→ What to produce
This exercise calls for retyping every line below exactly, with the images omitted.

=== The input ===

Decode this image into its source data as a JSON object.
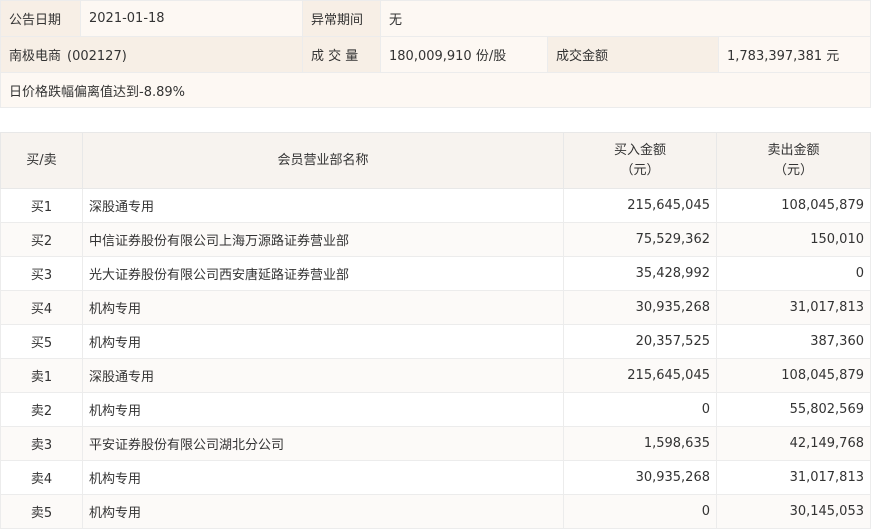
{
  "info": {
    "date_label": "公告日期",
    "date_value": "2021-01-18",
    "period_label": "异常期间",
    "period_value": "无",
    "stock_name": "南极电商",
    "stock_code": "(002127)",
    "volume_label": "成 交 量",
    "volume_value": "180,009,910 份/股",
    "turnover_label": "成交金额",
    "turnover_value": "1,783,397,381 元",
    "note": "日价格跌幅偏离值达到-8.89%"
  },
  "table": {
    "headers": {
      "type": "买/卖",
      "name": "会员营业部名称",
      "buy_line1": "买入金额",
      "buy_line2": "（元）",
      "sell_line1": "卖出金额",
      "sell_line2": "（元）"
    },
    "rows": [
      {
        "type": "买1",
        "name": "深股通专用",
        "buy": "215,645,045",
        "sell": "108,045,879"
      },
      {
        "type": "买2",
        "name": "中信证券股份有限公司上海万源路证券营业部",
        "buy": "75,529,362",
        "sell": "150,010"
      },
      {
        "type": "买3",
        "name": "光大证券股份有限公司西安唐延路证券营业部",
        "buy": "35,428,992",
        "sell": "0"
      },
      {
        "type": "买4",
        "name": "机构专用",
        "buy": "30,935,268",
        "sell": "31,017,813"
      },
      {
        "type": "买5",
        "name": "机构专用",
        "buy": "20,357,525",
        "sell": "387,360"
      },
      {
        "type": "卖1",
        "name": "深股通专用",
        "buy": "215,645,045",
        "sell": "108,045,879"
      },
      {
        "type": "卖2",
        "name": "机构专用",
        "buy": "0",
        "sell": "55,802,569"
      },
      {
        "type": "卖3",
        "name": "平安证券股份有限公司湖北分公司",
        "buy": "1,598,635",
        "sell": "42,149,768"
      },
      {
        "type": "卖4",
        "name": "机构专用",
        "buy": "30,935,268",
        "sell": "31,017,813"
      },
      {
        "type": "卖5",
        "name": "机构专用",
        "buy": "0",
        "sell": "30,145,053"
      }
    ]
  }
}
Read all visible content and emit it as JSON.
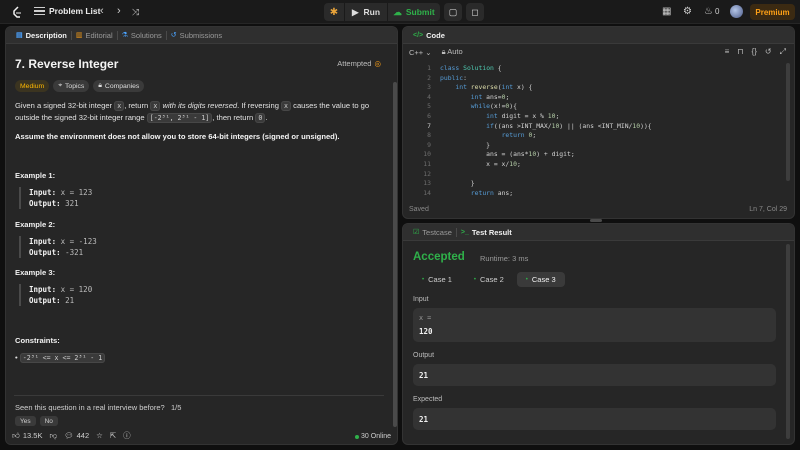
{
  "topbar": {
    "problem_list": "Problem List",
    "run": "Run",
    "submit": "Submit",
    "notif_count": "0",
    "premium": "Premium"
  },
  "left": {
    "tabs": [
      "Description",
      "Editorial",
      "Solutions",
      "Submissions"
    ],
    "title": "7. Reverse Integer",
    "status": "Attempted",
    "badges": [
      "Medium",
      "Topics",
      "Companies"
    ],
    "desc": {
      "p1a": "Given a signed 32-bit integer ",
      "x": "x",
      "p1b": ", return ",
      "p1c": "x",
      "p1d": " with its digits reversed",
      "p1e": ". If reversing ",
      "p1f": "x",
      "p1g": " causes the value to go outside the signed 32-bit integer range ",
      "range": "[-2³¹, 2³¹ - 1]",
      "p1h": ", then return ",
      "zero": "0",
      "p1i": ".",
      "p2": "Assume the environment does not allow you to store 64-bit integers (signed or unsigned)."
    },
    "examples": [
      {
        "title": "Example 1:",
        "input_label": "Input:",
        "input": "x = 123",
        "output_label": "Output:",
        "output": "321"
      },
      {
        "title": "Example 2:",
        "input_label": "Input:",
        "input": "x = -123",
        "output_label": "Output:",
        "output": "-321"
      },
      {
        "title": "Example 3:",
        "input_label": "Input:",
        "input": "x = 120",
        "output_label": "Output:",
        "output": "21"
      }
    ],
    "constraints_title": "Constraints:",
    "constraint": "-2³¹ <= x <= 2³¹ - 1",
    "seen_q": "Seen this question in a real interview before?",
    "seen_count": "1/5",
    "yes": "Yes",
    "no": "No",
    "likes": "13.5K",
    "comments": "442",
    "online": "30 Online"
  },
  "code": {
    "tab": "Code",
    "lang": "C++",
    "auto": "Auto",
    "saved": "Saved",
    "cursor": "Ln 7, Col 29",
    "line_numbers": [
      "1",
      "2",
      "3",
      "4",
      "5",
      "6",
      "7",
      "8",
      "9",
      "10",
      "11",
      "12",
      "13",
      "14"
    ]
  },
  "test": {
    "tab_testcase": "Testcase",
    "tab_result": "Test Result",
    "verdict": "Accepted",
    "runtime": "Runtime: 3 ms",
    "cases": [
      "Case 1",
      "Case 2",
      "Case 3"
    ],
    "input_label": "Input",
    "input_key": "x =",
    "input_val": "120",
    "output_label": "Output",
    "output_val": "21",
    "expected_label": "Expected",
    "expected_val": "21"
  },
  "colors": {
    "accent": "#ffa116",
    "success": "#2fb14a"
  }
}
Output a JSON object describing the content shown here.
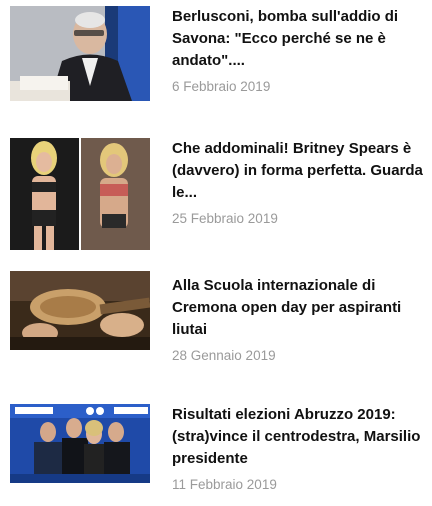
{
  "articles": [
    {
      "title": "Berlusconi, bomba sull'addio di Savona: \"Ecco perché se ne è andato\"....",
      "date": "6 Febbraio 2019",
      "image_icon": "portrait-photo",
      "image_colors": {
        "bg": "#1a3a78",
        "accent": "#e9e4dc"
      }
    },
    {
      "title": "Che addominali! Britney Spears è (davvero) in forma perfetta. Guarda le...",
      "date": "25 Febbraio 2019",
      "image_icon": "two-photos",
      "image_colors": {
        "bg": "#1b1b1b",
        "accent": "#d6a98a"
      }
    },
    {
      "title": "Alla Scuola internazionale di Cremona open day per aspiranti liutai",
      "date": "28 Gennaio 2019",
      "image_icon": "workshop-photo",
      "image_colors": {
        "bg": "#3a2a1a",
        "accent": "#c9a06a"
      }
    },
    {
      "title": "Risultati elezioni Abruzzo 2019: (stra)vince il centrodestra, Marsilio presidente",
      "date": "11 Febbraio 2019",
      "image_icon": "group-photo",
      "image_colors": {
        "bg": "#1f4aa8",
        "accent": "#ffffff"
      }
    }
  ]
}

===

→ Written answer
Decode this image into its source data as a JSON object.
{
  "info": {
    "date_label": "公告日期",
    "date_value": "2021-01-18",
    "period_label": "异常期间",
    "period_value": "无",
    "stock_name": "南极电商",
    "stock_code": "(002127)",
    "volume_label": "成 交 量",
    "volume_value": "180,009,910 份/股",
    "turnover_label": "成交金额",
    "turnover_value": "1,783,397,381 元",
    "note": "日价格跌幅偏离值达到-8.89%"
  },
  "table": {
    "headers": {
      "type": "买/卖",
      "name": "会员营业部名称",
      "buy_line1": "买入金额",
      "buy_line2": "（元）",
      "sell_line1": "卖出金额",
      "sell_line2": "（元）"
    },
    "rows": [
      {
        "type": "买1",
        "name": "深股通专用",
        "buy": "215,645,045",
        "sell": "108,045,879"
      },
      {
        "type": "买2",
        "name": "中信证券股份有限公司上海万源路证券营业部",
        "buy": "75,529,362",
        "sell": "150,010"
      },
      {
        "type": "买3",
        "name": "光大证券股份有限公司西安唐延路证券营业部",
        "buy": "35,428,992",
        "sell": "0"
      },
      {
        "type": "买4",
        "name": "机构专用",
        "buy": "30,935,268",
        "sell": "31,017,813"
      },
      {
        "type": "买5",
        "name": "机构专用",
        "buy": "20,357,525",
        "sell": "387,360"
      },
      {
        "type": "卖1",
        "name": "深股通专用",
        "buy": "215,645,045",
        "sell": "108,045,879"
      },
      {
        "type": "卖2",
        "name": "机构专用",
        "buy": "0",
        "sell": "55,802,569"
      },
      {
        "type": "卖3",
        "name": "平安证券股份有限公司湖北分公司",
        "buy": "1,598,635",
        "sell": "42,149,768"
      },
      {
        "type": "卖4",
        "name": "机构专用",
        "buy": "30,935,268",
        "sell": "31,017,813"
      },
      {
        "type": "卖5",
        "name": "机构专用",
        "buy": "0",
        "sell": "30,145,053"
      }
    ]
  }
}
Read all visible content and emit it as JSON.
{
  "topbar": {
    "problem_list": "Problem List",
    "run": "Run",
    "submit": "Submit",
    "notif_count": "0",
    "premium": "Premium"
  },
  "left": {
    "tabs": [
      "Description",
      "Editorial",
      "Solutions",
      "Submissions"
    ],
    "title": "7. Reverse Integer",
    "status": "Attempted",
    "badges": [
      "Medium",
      "Topics",
      "Companies"
    ],
    "desc": {
      "p1a": "Given a signed 32-bit integer ",
      "x": "x",
      "p1b": ", return ",
      "p1c": "x",
      "p1d": " with its digits reversed",
      "p1e": ". If reversing ",
      "p1f": "x",
      "p1g": " causes the value to go outside the signed 32-bit integer range ",
      "range": "[-2³¹, 2³¹ - 1]",
      "p1h": ", then return ",
      "zero": "0",
      "p1i": ".",
      "p2": "Assume the environment does not allow you to store 64-bit integers (signed or unsigned)."
    },
    "examples": [
      {
        "title": "Example 1:",
        "input_label": "Input:",
        "input": "x = 123",
        "output_label": "Output:",
        "output": "321"
      },
      {
        "title": "Example 2:",
        "input_label": "Input:",
        "input": "x = -123",
        "output_label": "Output:",
        "output": "-321"
      },
      {
        "title": "Example 3:",
        "input_label": "Input:",
        "input": "x = 120",
        "output_label": "Output:",
        "output": "21"
      }
    ],
    "constraints_title": "Constraints:",
    "constraint": "-2³¹ <= x <= 2³¹ - 1",
    "seen_q": "Seen this question in a real interview before?",
    "seen_count": "1/5",
    "yes": "Yes",
    "no": "No",
    "likes": "13.5K",
    "comments": "442",
    "online": "30 Online"
  },
  "code": {
    "tab": "Code",
    "lang": "C++",
    "auto": "Auto",
    "saved": "Saved",
    "cursor": "Ln 7, Col 29",
    "line_numbers": [
      "1",
      "2",
      "3",
      "4",
      "5",
      "6",
      "7",
      "8",
      "9",
      "10",
      "11",
      "12",
      "13",
      "14"
    ]
  },
  "test": {
    "tab_testcase": "Testcase",
    "tab_result": "Test Result",
    "verdict": "Accepted",
    "runtime": "Runtime: 3 ms",
    "cases": [
      "Case 1",
      "Case 2",
      "Case 3"
    ],
    "input_label": "Input",
    "input_key": "x =",
    "input_val": "120",
    "output_label": "Output",
    "output_val": "21",
    "expected_label": "Expected",
    "expected_val": "21"
  },
  "colors": {
    "accent": "#ffa116",
    "success": "#2fb14a"
  }
}
Output a JSON object describing the content shown here.
{
  "articles": [
    {
      "title": "Berlusconi, bomba sull'addio di Savona: \"Ecco perché se ne è andato\"....",
      "date": "6 Febbraio 2019",
      "image_icon": "portrait-photo",
      "image_colors": {
        "bg": "#1a3a78",
        "accent": "#e9e4dc"
      }
    },
    {
      "title": "Che addominali! Britney Spears è (davvero) in forma perfetta. Guarda le...",
      "date": "25 Febbraio 2019",
      "image_icon": "two-photos",
      "image_colors": {
        "bg": "#1b1b1b",
        "accent": "#d6a98a"
      }
    },
    {
      "title": "Alla Scuola internazionale di Cremona open day per aspiranti liutai",
      "date": "28 Gennaio 2019",
      "image_icon": "workshop-photo",
      "image_colors": {
        "bg": "#3a2a1a",
        "accent": "#c9a06a"
      }
    },
    {
      "title": "Risultati elezioni Abruzzo 2019: (stra)vince il centrodestra, Marsilio presidente",
      "date": "11 Febbraio 2019",
      "image_icon": "group-photo",
      "image_colors": {
        "bg": "#1f4aa8",
        "accent": "#ffffff"
      }
    }
  ]
}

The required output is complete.